- 51. Ribes V, Wang Z, Dollé P, Niederreither K. Retinaldehyde dehydrogenase 2 (RALDH2)-mediated retinoic acid synthesis regulates early mouse embryonic forebrain development by controlling FGF and sonic hedgehog signaling. Development. 2006;133:351–61. pmid:16368932
- 52. Sandell LL, Sanderson BW, Moiseyev G, Johnson T, Mushegian A, Young K, et al. RDH10 is essential for synthesis of embryonic retinoic acid and is required for limb, craniofacial, and organ development. Genes Dev. 2007;21(9):1113–24. pmid:17473173
- 53. Schneider RA, Hu D, Rubenstein JL, Maden M, Helms JA. Local retinoid signaling coordinates forebrain and facial morphogenesis by maintaining FGF8 and SHH. Development. 2001;128:2755–67. pmid:11526081
- 54. Blanco-Ayala T, Andérica-Romero AC, Pedraza-Chaverri J. New insights into antioxidant strategies against paraquat toxicity. Free Radical Research. 2014;48(6):623–40. pmid:24593876
- 55. Aoto K, Shikata Y, Higashiyama D, Shiota K, Motoyama J. Fetal ethanol exposure activates protein kinase A and impairs Shh expression in prechordal mesendoderm cells in the pathogenesis of holoprosencephaly. Birth Defects Res A Clin Mol Teratol. 2008;82:224–31. pmid:18338389
- 56. Kietzman HW, Everson JL, Sulik KK, Lipinski RJ. The teratogenic effects of prenatal ethanol exposure are exacerbated by Sonic Hedgehog or GLI2 haploinsufficiency in the mouse. PLOS ONE. 2014;9(2):e89448. pmid:24586787
- 57. Brigelius-Flohé R. Vitamin E: The shrew waiting to be tamed. Free Radical Biology and Medicine. 2009;46(5):543–54. pmid:19133328
- 58. Jurak M, Miñones Conde J. Characterization of the binary mixed monolayers of α-tocopherol with phospholipids at the air-water interface. Biochim Biophys Acta—Biomembranes. 2013;1828(11):2410–8.
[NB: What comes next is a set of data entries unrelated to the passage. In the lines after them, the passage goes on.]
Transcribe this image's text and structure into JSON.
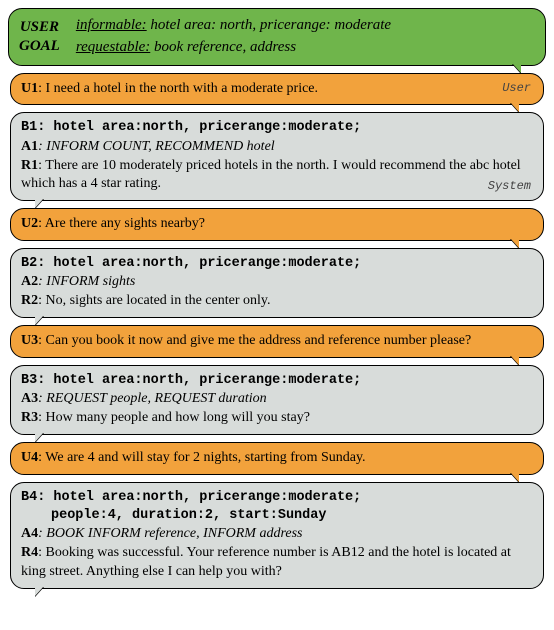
{
  "goal": {
    "left_l1": "USER",
    "left_l2": "GOAL",
    "informable_kw": "informable:",
    "informable_rest": " hotel area: north, pricerange: moderate",
    "requestable_kw": "requestable:",
    "requestable_rest": " book reference, address"
  },
  "role_user": "User",
  "role_system": "System",
  "turns": [
    {
      "u_label": "U1",
      "u_text": ": I need a hotel in the north with a moderate price.",
      "b_label": "B1",
      "b_text": ": hotel area:north, pricerange:moderate;",
      "b_text2": "",
      "a_label": "A1",
      "a_text": ": INFORM COUNT, RECOMMEND hotel",
      "r_label": "R1",
      "r_text": ": There are 10 moderately priced hotels in the north. I would recommend the abc hotel which has a 4 star rating.",
      "show_user_tag": true,
      "show_system_tag": true
    },
    {
      "u_label": "U2",
      "u_text": ": Are there any sights nearby?",
      "b_label": "B2",
      "b_text": ": hotel area:north, pricerange:moderate;",
      "b_text2": "",
      "a_label": "A2",
      "a_text": ": INFORM sights",
      "r_label": "R2",
      "r_text": ": No, sights are located in the center only.",
      "show_user_tag": false,
      "show_system_tag": false
    },
    {
      "u_label": "U3",
      "u_text": ": Can you book it now and give me the address and reference number please?",
      "b_label": "B3",
      "b_text": ": hotel area:north, pricerange:moderate;",
      "b_text2": "",
      "a_label": "A3",
      "a_text": ": REQUEST people, REQUEST duration",
      "r_label": "R3",
      "r_text": ": How many people and how long will you stay?",
      "show_user_tag": false,
      "show_system_tag": false
    },
    {
      "u_label": "U4",
      "u_text": ": We are 4 and will stay for 2 nights, starting from Sunday.",
      "b_label": "B4",
      "b_text": ": hotel area:north, pricerange:moderate;",
      "b_text2": "people:4, duration:2, start:Sunday",
      "a_label": "A4",
      "a_text": ": BOOK INFORM reference, INFORM address",
      "r_label": "R4",
      "r_text": ": Booking was successful. Your reference number is AB12 and the hotel is located at king street. Anything else I can help you with?",
      "show_user_tag": false,
      "show_system_tag": false
    }
  ]
}
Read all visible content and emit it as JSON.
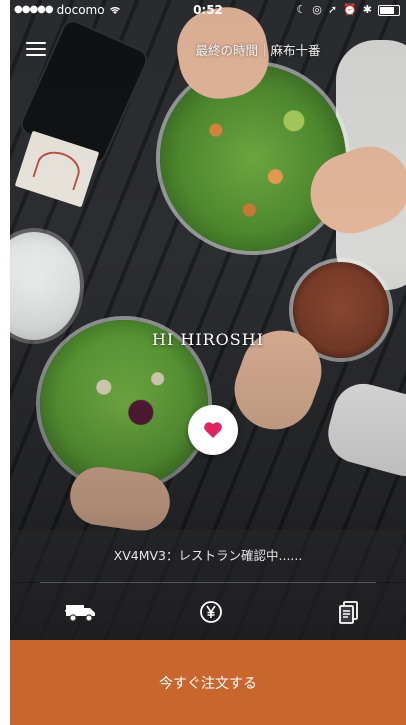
{
  "status_bar": {
    "carrier": "docomo",
    "time": "0:52"
  },
  "header": {
    "title": "最終の時間｜麻布十番"
  },
  "hero": {
    "greeting": "HI HIROSHI"
  },
  "info": {
    "status_text": "XV4MV3：レストラン確認中......"
  },
  "order": {
    "button_label": "今すぐ注文する"
  },
  "icons": {
    "menu": "hamburger-menu-icon",
    "favorite": "heart-icon",
    "delivery": "delivery-truck-icon",
    "price": "yen-coin-icon",
    "receipt": "receipt-document-icon"
  },
  "colors": {
    "order_button": "#c9662d",
    "heart": "#e0245e",
    "info_bar": "#28282a"
  }
}
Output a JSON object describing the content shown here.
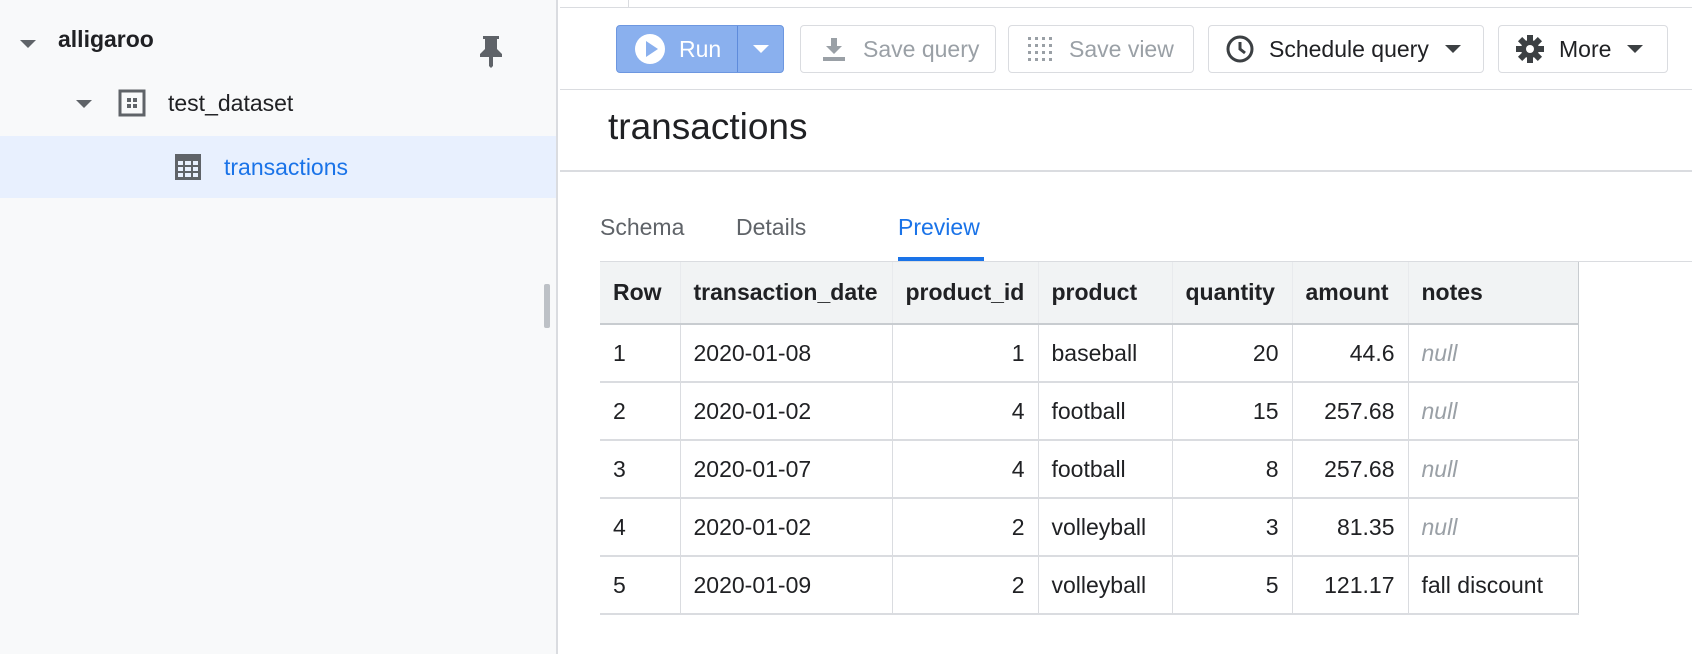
{
  "sidebar": {
    "project": "alligaroo",
    "dataset": "test_dataset",
    "table": "transactions"
  },
  "toolbar": {
    "run_label": "Run",
    "save_query_label": "Save query",
    "save_view_label": "Save view",
    "schedule_query_label": "Schedule query",
    "more_label": "More"
  },
  "page_title": "transactions",
  "tabs": [
    {
      "label": "Schema"
    },
    {
      "label": "Details"
    },
    {
      "label": "Preview"
    }
  ],
  "active_tab": "Preview",
  "table": {
    "headers": [
      "Row",
      "transaction_date",
      "product_id",
      "product",
      "quantity",
      "amount",
      "notes"
    ],
    "rows": [
      [
        "1",
        "2020-01-08",
        "1",
        "baseball",
        "20",
        "44.6",
        "null"
      ],
      [
        "2",
        "2020-01-02",
        "4",
        "football",
        "15",
        "257.68",
        "null"
      ],
      [
        "3",
        "2020-01-07",
        "4",
        "football",
        "8",
        "257.68",
        "null"
      ],
      [
        "4",
        "2020-01-02",
        "2",
        "volleyball",
        "3",
        "81.35",
        "null"
      ],
      [
        "5",
        "2020-01-09",
        "2",
        "volleyball",
        "5",
        "121.17",
        "fall discount"
      ]
    ]
  },
  "colors": {
    "accent": "#1a73e8",
    "run_button": "#8ab0ee",
    "selected_row": "#e8f0fe"
  },
  "icons": {
    "pin": "pin-icon",
    "dataset": "dataset-icon",
    "table": "table-icon",
    "play": "play-icon",
    "save": "download-icon",
    "view": "grid-dots-icon",
    "schedule": "clock-icon",
    "more": "gear-icon"
  }
}
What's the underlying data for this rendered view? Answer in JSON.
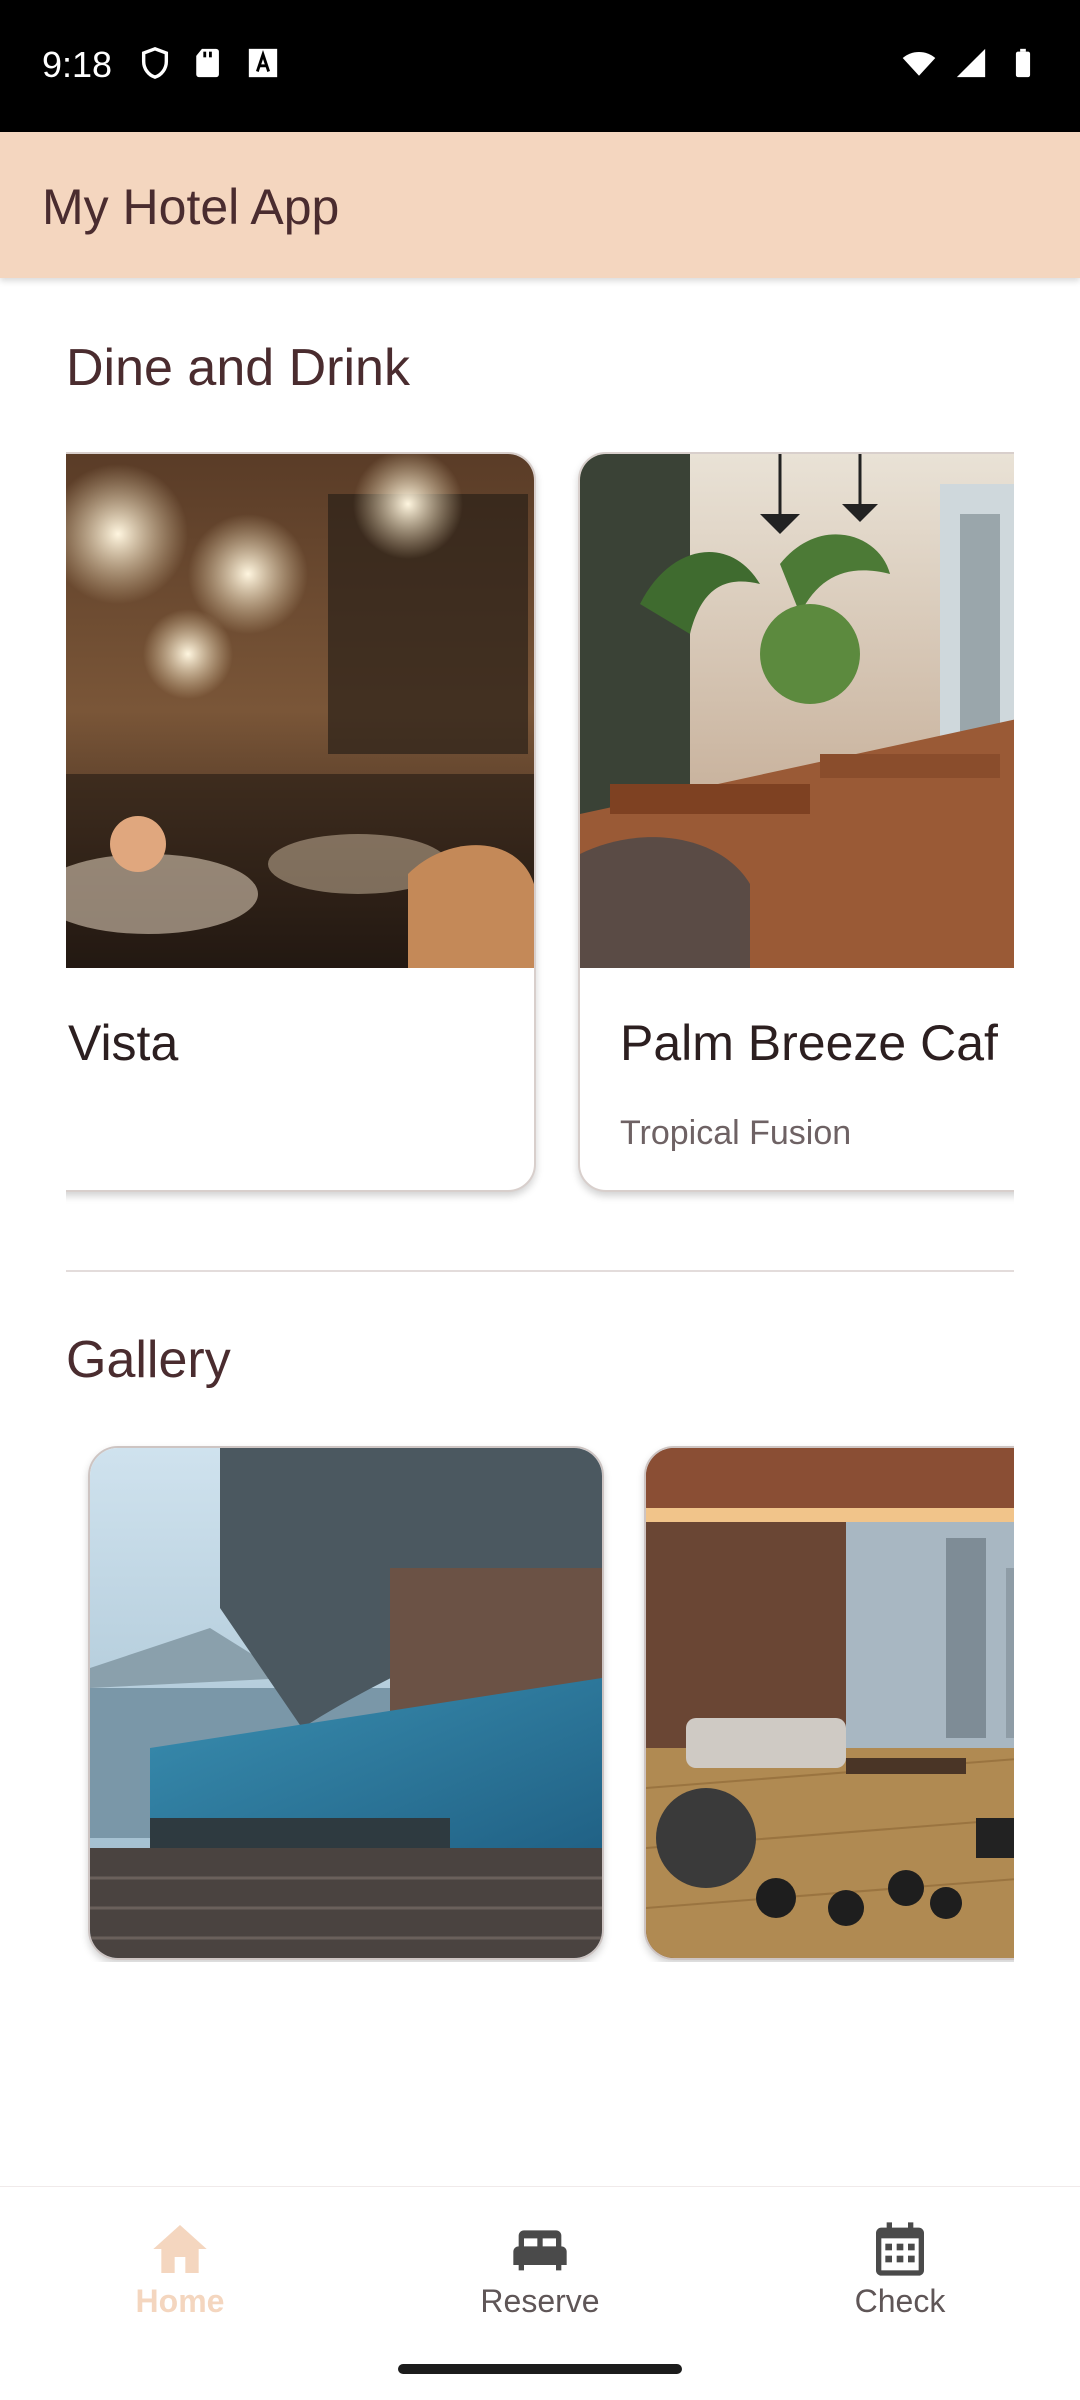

- 59. Quinn PJ. Is the distribution of alpha-tocopherol in membranes consistent with its putative functions? Biochemistry (Mosc). 2004;69:58–66.
- 60. Gupta KK, Gupta VK, Shirasaka T. An Update on Fetal Alcohol Syndrome—Pathogenesis, Risks, and Treatment. Alcohol Clin Exp Res. 2016;40(8):1594–602. pmid:27375266
- 61. Schäfer MKE, Altevogt P. L1CAM malfunction in the nervous system and human carcinomas. Cellular and Molecular Life Sciences. 2010;67(14):2425–37. pmid:20237819
- 62. Parnell SE, Sulik KK, Dehart DB, Chen S. Reduction of ethanol-induced ocular abnormalities in mice through dietary administration of N-acetylcysteine. Alcohol. 2010;44(7–8):699–705. pmid:21112471
- 63. Wells PG, Bhatia S, Drake DM, Miller-Pinsler L. Fetal oxidative stress mechanisms of neurodevelopmental deficits and exacerbation by ethanol and methamphetamine. Birth Defects Res C Embryo Today. 2016;108:108–30. pmid:27345013